Housing Affordability

What is Housing Affordability and Why is it Needed for NM Small Businesses?

New Mexico is in a housing crisis.  This housing crisis is not just measured by the number of unhoused people on the streets but also by an unprecedented increase in rent prices and bidding wars for homes, affecting both small business owners and employees. Rising housing costs puts wage pressure on those businesses, negatively impacting local, economic development.

  • In Albuquerque between 2021 and 2022, the average rent increased 16.76% and now sits at $1,235. 
  • In 2020, 22.7% of multifamily rental units rented for more than $2,000 per month, compared to just 12.3% in 2017. Nearly half of Albuquerque renters are “cost-burdened,” meaning they spend more than 30% of their income on housing.
  • The real estate market is currently seeing multiple offers on homes with people paying over list price, and newly-listed single-family homes going under contract in just 13 days.
  • CABQ  estimates a need for 15,500 new affordable housing units to meet the needs of the growing and diversifying population.
  • Though the large unhoused population affects Albuquerque’s livability, housing is not just an issue of people that are unhoused.  Albuquerque has a rapidly changing demographic and diverse business makeup. Our residential base is getting younger and more diverse, a population that is seeking a different type of housing, one that is more urban and accessible. And they need housing that fits their budget.  
  • The New Mexico Department of Workforce solutions reports that from February 2019 to February 2020, 12,000 new jobs were created in the state (2020 New Mexico Affordable Housing Needs Assessment).
    source: https://housingnm.org/uploads/documents/Final_Version_2020_NM_HNA.pdf

More simply said, we have more people than homes in our city.

What can we do to solve the housing crisis?

SEED NM along with many small businesses feel that the Housing Forward ABQ initiative would be a significant step towards improving housing affordability. 

In 2019, the City of Albuquerque commissioned an Urban Institute study on the need for affordable housing. The findings were the basis of Housing Forward ABQ, a program aimed at addressing Albuquerque’s housing crisis. What emerged was a clear strategy for Albuquerque to address its housing crisis and a plan to improve its housing situation into the future. 

Housing Forward ABQ has a goal to create 5,000 new units of housing by 2025. It seeks to do so by:

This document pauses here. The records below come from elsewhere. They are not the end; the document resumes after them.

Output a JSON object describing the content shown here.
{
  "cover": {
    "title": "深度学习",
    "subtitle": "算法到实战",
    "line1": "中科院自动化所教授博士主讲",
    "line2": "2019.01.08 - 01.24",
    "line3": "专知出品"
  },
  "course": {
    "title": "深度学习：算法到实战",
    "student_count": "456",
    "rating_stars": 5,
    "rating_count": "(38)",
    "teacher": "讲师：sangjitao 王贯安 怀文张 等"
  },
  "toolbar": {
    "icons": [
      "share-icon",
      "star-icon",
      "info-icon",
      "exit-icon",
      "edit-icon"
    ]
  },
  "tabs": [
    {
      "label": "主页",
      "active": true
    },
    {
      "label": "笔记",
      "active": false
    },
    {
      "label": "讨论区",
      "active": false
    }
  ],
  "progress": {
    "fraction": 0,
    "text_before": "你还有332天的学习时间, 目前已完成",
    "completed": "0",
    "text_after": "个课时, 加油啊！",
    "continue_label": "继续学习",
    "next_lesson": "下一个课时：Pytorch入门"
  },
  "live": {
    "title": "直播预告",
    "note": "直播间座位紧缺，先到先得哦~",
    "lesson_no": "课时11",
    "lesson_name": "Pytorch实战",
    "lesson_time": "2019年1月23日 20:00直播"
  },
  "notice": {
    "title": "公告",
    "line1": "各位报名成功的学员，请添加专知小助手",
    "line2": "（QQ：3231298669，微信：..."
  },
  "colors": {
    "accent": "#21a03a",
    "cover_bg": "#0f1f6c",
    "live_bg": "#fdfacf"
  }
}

  • Converting motel and hotels and commercial office spaces to long-term housing units. Promoting allowance for and development of “accessory dwelling units” (ADUs) or “casitas” as we know them locally, in established residential areas.
  • Encouraging development of more mixed-income and market-rate housing, expanding the “missing middle” sector of rentals and owned homes.
  • Increasing tenant protections to promote housing access and encourage owners to set affordable rental rates and fees.
  • Expanding and training a robust housing workforce capable of building the new housing Albuquerque will need going forward.

Housing Forward ABQ is a roadmap to Albuquerque’s housing future—a future where both workers and business owners can afford to live in a home, on an average income, and where diverse communities continue to live and contribute to one another – side by side.  Creating a city we can share and pass on to future generations. 

CABQ is engaging the business community and small developers, contractors, and others involved in real estate to address this ongoing issue to ensure that the efforts are truly working toward a viable solution for our community members. 

What is CABQ’s Integrated Development Ordinance (IDO) and how is it limiting the increase of housing units we need?

SEED NM and our members are working to remove the current zoning obstacles which affect our local housing supply.

  • 63% of all housing in ABQ is single-family detached.
  • 68% of all properties zoned for development are R-1, meaning only single-family homes can be built, with one unit intended per lot.
  • Removing barriers to construction and renovation of more diverse housing options is critical.
  • Proposed changes are modest and reasonable compared to many similar efforts in other cities and states.

The city has committed to continually improving the IDO through an annual update process.  To date, this process has been:

  • In October 2022, CABQ Staff, via support from Housing Forward, submitted proposed changes into the City’s review / decision process. 
  • In November 2022, the Mayor and City Council proposed changes into the City’s review/decision process as an Ordinance (O-22-54).
  • The review/decision process has three steps:
    • Step 1: Environmental Planning Commission (EPC) – COMPLETE
    • Step 2: City Council’s Land Use, Planning, and Zoning (LUPZ) Committee – COMPLETE
    • Step 3: Approval by City Council- Ordinance scheduled to be heard 6/5/23


How can you get involved?

There are no upcoming events.